The largest Kumbh Mela pilgrimage was in February 2013, between the Ganges and the Yamuna rivers, in northern India. One hundred million pilgrims traveled there during the two-month festival to bathe in the sacred water. A team of about 50 Harvard researchers made the trip to try and understand this temporary urbanization phenomenon, a bit like how someone would study a beehive. The management researchers went to question the street vendors to understand how they managed the "risks and uncertainty" in an improvised economy, or how a supply chain could be created so rapidly.

Aerial view of Nashik during the Kumbh Melah — Photo: AnandKatgaonkar

Others tried to develop solutions to manage the reception capacities of hospitals and the real-time monitoring of epidemics. "If a solution works during the Kumbh Melah, where there are so many unpredictable elements, then it can work anywhere else," explains Satchit Balsari, a professor at Cornell University's Weill Medical College. Researchers equipped with tablets went to health centers to take information about the number of patients and diagnostics and to warn authorities in real-time about the risks of epidemics.

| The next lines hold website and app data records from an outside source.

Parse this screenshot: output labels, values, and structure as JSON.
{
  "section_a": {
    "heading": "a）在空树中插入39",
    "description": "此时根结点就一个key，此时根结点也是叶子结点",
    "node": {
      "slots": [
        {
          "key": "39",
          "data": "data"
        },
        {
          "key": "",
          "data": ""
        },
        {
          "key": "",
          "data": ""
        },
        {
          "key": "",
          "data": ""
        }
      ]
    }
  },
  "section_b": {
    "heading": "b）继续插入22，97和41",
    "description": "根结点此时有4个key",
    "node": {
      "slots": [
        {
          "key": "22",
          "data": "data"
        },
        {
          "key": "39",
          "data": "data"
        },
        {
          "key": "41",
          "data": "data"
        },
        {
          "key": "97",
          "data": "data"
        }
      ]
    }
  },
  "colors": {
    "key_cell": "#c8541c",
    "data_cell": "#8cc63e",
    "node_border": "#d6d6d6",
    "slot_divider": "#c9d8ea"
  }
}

Several urbanists, led by Rahul Mehrotra, wanted to understand how a temporary city could work so well, and they wanted to draw valuable lessons for the rest of the country. In India, urban planning often comes too late, like an adjustment variable for unimpeded growth. "Today, buildings are designed to last as long as possible. They don't take into account the possible transformations they may go through," the Harvard researchers write in their book Kumbh Mela: Mapping the Ephemeral Mega City.


The ephemeral aspect of a city depends on the construction material and the governance methods used. For Kumbh Mela, the tents are built with long pieces of bamboo tied to each other and covered with a fabric. They are economical and easy to carry, and only the assembling will distinguish a temple from a hospital or a police station. At the end of the festival, everything is recycled. The pipes are sent to other construction sites, and tents are used elsewhere — for instance, in wedding ceremonies. Farmers replant their harvests at the same place where tens of thousands of pilgrims gathered. "The most revolutionary opportunity to redefine the way we produce habitable space is maybe in low technological intensity strategies," the Harvard researchers say.

The Ganges river in Nashik during Kumbh Mela — Photo: Ajay Goyal

Because with more and more complex construction processes, villages freeze. The management of an ephemeral city must also be flexible. During the festival's organization, the barriers between the different administrations disappeared. The rigidity and hierarchies of the Indian bureaucracy vanished. Government workers from about 25 different administrations worked together on the ground. "This way, administrators can handle any mishaps rapidly and efficiently, without going through ineffective authorization procedures," Mehrotra says.

The future of urbanism in India can perhaps be seen in the most ancient and largest Hindu pilgrimage in the world. The organizers of other pilgrimages could also learn a lot from this.